Watain
-_-
 
Watain's Avatar
 
Join Date: Mar 2008
Location: Hiltons, Virginia, USA
Posts: 953
Send a message via MSN to Watain
Default

Quote:
Originally Posted by TAMR159
My advice - don't bother with a scanner. The second you do any urban railfanning, all you'll get is intermod bleeding over and ultimately turn it off because it's too annoying. Pick up a commercial radio (programmed to RECEIVE only) or an amateur radio instead. Rock solid, far better reception than a radio, virtually no intermod on either (you can pretty much park underneath one of the NOAA weather stations with a commercial radio and never hear a peep out of it), better audio, and should you live in a state where scanners are illegal (such as my lovely home state of New York), these alternatives are perfectly legal. Did I mention that amateur radios are priced pretty much the same as scanners?
I was originally going to get a Yaesu mobile radio, but I guess I am a hardcore scanner guy.
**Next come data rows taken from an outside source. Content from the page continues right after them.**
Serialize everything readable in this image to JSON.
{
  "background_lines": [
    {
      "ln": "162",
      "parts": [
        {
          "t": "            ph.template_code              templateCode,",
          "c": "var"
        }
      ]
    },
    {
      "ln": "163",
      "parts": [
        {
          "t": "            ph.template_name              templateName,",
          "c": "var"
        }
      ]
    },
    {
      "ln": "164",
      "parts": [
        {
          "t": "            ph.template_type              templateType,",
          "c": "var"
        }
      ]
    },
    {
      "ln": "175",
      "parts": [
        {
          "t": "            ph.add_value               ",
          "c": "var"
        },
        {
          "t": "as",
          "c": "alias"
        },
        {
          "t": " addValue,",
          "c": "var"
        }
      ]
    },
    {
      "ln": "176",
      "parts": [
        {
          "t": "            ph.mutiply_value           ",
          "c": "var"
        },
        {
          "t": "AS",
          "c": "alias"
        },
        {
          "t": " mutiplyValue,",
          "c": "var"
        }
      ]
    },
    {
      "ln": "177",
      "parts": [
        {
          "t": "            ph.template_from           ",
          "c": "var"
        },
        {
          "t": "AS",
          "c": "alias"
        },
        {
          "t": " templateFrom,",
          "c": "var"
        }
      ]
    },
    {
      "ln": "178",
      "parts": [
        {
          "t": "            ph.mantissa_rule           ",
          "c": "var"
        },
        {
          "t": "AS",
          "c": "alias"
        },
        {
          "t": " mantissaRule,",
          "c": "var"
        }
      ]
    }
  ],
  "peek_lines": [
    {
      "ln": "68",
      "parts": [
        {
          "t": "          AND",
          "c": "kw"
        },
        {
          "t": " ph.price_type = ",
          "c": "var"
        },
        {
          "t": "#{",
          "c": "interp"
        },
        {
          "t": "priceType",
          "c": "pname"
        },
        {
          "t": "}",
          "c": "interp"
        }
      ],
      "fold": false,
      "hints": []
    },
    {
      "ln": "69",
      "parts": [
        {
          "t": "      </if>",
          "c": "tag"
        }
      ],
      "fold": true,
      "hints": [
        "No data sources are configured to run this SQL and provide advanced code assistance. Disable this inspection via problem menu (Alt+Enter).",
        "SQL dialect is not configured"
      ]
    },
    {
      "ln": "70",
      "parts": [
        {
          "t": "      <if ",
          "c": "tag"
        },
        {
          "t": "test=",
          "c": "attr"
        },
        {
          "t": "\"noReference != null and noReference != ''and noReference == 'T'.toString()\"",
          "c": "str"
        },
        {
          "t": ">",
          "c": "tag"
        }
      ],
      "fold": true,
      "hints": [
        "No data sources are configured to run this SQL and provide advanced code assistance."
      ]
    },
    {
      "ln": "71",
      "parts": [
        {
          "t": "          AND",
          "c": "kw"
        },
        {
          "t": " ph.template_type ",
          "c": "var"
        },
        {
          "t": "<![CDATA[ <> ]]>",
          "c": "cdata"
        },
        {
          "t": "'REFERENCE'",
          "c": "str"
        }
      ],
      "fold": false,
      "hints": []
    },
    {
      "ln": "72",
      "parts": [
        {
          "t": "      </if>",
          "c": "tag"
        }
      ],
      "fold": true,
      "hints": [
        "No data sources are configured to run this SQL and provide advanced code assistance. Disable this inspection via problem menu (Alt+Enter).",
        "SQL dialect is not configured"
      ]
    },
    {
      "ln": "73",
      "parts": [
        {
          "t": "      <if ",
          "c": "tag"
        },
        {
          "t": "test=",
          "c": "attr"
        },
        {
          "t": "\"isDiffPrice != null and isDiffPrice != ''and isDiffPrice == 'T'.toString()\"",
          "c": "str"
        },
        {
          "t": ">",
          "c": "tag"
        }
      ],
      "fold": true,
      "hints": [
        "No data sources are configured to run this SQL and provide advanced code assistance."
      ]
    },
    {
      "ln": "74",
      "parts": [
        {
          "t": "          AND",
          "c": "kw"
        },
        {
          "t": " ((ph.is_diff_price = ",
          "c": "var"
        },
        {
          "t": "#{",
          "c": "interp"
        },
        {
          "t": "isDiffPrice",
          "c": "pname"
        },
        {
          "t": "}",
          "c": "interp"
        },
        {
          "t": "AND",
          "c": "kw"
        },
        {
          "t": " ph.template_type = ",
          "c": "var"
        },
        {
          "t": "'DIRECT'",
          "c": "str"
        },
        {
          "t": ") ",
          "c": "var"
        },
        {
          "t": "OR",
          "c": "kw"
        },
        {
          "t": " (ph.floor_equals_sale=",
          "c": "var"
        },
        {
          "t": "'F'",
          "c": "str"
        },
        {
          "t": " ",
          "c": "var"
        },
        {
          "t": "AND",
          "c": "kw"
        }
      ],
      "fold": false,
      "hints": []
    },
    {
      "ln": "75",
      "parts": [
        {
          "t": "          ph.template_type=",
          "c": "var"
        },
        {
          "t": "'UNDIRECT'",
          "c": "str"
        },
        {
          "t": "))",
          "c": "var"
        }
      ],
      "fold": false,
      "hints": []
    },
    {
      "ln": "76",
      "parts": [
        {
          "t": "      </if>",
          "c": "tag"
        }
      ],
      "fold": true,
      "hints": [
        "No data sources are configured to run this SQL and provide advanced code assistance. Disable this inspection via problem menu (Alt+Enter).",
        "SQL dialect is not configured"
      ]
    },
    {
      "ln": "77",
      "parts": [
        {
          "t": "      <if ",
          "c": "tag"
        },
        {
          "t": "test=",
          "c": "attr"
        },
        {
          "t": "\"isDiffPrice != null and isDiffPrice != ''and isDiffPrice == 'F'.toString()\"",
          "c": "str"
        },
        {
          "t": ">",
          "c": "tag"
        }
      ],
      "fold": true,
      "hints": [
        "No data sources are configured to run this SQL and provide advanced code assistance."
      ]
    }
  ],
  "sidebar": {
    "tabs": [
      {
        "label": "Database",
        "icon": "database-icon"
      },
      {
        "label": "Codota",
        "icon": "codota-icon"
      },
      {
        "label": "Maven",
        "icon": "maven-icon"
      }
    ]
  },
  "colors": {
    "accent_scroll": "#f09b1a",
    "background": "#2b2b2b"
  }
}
I still get intermod but compared to my old Rat Shack that had no selectivity and would just lock on a signal such as a pager and stay there its nothing.
Watain is offline   Reply With Quote
Reply

Thread Tools Search this Thread
Search this Thread:

Advanced Search
Display Modes

Posting Rules
You may not post new threads
You may not post replies
You may not post attachments
You may not edit your posts

BB code is On
Smilies are On
[IMG] code is On
HTML code is On

Forum Jump


All times are GMT. The time now is 10:37 PM.


Powered by vBulletin® Version 3.8.1
Copyright ©2000 - 2020, Jelsoft Enterprises Ltd.